Collected data entries
____________
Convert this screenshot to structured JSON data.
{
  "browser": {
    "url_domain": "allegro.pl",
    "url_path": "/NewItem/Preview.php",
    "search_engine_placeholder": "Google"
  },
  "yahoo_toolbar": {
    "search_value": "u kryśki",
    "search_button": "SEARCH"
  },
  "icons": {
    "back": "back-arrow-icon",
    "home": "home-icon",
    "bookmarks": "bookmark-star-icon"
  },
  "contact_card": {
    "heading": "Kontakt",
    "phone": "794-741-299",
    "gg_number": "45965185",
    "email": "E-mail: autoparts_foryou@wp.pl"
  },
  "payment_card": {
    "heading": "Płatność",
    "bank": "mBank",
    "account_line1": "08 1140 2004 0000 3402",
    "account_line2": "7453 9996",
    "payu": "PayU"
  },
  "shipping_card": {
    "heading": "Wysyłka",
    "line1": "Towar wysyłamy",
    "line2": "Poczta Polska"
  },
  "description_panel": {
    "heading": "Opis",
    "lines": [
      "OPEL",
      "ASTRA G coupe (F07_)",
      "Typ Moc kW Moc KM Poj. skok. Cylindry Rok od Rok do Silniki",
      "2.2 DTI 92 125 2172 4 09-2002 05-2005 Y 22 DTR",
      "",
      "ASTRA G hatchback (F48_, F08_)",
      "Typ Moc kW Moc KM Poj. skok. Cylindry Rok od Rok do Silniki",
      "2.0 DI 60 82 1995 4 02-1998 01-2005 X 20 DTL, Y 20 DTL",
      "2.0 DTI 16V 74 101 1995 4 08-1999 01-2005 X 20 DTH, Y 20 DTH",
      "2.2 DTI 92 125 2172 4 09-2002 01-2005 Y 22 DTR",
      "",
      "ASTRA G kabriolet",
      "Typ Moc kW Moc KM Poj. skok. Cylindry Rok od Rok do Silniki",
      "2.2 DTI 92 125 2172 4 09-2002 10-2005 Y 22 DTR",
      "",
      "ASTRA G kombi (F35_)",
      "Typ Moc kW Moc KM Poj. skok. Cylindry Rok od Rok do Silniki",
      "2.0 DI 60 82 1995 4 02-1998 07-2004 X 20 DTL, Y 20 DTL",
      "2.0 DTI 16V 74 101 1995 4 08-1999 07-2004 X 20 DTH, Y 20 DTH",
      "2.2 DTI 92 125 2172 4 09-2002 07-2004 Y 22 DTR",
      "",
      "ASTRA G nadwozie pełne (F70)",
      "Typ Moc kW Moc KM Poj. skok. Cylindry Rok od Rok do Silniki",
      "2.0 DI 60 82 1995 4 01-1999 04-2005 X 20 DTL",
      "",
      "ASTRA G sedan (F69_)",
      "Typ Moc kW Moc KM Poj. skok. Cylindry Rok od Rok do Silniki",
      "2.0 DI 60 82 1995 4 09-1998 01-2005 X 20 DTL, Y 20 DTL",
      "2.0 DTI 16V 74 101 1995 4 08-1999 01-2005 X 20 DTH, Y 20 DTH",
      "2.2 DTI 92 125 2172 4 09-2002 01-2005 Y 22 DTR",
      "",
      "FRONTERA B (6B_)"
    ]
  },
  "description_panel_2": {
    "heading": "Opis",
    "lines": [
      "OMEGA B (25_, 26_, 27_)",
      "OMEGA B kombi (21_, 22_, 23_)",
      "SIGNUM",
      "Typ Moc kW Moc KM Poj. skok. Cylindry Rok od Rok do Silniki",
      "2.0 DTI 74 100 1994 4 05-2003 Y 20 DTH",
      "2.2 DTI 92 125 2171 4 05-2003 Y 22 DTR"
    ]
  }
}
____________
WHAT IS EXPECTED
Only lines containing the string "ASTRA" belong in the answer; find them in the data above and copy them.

OUTPUT BELOW
      "ASTRA G coupe (F07_)",
      "ASTRA G hatchback (F48_, F08_)",
      "ASTRA G kabriolet",
      "ASTRA G kombi (F35_)",
      "ASTRA G nadwozie pełne (F70)",
      "ASTRA G sedan (F69_)",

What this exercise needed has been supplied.